After six years where he was involved in writing a dozen film and producing even more, this was Besson’s first film as director since The Messenger. Nice to see him back, and the decision to shoot the entire film in black-and-white adds to the fairytale feel, though sometimes it feels more like a Calvin Klein commercial than anything else. The contrast between the 5’10” Rasmussen, towering over the 5’5″ Debbouse like an Amazon, is also unique, and it’s the former’s attitude that makes it qualify here, in a way reminiscent of Run Lola Run. Angela is as relentless as a force of nature, and will let nothing and no-one get in the way of her mission; in this way, she also reminds me of Leeloo in The Fifth Element, or even Mathilda from Leon.

In terms of action, it’s more understated than I’d like: Angela could certainly kick the ass of everyone else in the film, but never needs to get out of second gear. However, the emotional content of the film is considerable, never more than in a single shot that seems endless, where Angela makes Andre stare into a bathroom mirror and look at himself for, probably, the first time in his life. It’s a beautiful moment of impressive heartfelt exposure, laying bare Andre’s soul and exposing the human heart beating inside the scam artist. If not quite the badass-oriented remake of Wings of Desire I was hoping for, it proves very satisfactory and a unique romantic fantasy.
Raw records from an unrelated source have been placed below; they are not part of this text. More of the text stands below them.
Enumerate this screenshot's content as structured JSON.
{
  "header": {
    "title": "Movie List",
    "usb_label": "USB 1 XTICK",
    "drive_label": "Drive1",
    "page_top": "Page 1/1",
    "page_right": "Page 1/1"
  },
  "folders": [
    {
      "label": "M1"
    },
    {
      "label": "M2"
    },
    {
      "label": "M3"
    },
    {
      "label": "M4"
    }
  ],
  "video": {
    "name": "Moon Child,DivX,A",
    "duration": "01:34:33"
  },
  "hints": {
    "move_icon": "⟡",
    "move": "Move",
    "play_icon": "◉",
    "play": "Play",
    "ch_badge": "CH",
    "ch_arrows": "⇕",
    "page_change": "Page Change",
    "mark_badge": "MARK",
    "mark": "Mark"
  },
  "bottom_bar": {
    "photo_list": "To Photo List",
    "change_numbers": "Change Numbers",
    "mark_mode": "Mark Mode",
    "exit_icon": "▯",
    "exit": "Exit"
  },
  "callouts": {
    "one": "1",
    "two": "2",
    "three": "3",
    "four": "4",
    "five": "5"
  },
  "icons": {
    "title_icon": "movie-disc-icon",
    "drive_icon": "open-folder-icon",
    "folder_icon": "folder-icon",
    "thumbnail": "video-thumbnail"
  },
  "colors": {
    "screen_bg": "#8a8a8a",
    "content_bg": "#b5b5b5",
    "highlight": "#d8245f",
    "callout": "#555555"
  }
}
I hope Besson doesn’t forget to showcase his own talents as a director more often in the future.

Dir: Luc Besson
Star: Jamel Debbouze, Rie Rasmussen, Gilbert Melki, Serge Riaboukine